*** MATERIAL PROVIDED Section Begins ***

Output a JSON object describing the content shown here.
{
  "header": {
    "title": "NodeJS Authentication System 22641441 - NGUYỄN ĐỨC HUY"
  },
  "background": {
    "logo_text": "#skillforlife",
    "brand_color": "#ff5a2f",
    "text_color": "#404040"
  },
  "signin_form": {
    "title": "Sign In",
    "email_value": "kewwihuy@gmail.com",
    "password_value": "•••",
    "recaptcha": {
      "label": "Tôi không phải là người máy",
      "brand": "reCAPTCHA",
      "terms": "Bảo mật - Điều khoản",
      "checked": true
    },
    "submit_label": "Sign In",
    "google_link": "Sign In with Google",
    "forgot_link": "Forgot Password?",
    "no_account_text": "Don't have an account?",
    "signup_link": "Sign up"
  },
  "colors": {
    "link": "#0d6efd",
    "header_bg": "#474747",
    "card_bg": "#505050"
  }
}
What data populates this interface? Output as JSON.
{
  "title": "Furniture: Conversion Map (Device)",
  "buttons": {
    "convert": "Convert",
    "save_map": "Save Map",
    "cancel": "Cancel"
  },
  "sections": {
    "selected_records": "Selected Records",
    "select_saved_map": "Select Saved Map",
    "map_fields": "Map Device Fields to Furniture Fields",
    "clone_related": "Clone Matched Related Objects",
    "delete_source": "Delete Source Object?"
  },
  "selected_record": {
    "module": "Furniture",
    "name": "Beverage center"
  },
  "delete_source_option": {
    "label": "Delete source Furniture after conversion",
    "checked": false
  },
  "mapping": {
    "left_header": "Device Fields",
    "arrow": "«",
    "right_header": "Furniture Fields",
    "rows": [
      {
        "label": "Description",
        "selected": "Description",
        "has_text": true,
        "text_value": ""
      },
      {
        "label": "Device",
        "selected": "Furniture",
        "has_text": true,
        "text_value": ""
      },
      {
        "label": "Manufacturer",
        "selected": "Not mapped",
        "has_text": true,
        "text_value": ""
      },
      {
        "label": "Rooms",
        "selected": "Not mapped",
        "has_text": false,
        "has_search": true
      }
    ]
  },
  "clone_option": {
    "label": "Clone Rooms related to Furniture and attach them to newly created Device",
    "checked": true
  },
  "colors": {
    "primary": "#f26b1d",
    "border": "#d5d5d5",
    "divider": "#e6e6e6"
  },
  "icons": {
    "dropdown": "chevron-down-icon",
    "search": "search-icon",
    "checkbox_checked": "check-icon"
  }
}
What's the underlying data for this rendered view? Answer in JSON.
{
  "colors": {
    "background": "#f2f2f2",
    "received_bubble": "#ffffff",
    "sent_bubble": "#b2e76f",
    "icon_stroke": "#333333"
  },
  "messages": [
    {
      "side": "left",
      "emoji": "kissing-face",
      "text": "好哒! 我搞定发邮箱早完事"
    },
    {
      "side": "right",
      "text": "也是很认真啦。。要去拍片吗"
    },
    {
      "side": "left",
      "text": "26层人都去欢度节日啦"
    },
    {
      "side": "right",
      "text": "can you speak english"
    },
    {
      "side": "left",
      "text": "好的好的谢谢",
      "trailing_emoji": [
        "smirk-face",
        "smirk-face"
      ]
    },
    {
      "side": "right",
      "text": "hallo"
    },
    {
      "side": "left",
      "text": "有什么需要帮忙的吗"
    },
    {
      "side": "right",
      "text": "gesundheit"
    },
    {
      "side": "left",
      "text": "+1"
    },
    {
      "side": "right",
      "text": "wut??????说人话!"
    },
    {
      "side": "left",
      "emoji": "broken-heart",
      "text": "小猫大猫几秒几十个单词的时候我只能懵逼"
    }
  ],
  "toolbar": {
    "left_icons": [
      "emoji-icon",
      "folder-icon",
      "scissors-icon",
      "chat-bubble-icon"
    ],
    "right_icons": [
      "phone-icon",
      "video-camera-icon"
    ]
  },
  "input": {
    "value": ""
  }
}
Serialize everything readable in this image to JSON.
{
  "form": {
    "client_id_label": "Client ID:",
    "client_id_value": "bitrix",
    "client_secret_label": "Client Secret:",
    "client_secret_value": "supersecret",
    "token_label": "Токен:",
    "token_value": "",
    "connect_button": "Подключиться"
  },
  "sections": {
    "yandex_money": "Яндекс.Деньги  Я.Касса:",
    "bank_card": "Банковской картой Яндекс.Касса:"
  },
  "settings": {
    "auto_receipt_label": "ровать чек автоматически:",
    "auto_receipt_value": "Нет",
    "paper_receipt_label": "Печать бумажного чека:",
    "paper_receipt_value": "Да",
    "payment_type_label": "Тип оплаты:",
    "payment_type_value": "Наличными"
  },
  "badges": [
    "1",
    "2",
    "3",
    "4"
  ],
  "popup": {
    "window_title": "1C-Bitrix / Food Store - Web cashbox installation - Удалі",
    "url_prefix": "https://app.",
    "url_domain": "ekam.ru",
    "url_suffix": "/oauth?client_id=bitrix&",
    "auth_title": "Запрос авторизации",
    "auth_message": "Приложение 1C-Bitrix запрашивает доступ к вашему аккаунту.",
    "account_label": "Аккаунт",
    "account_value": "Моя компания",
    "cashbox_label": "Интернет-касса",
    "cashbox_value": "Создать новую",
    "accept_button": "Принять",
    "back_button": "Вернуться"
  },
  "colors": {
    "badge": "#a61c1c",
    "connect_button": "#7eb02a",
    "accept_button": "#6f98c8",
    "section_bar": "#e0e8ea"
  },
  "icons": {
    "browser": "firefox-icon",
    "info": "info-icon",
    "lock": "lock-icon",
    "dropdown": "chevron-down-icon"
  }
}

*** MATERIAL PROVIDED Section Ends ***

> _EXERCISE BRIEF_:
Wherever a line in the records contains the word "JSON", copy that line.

> _OUTPUT OF THE TASK_:
Output a JSON object describing the content shown here.
What data populates this interface? Output as JSON.
What's the underlying data for this rendered view? Answer in JSON.
Serialize everything readable in this image to JSON.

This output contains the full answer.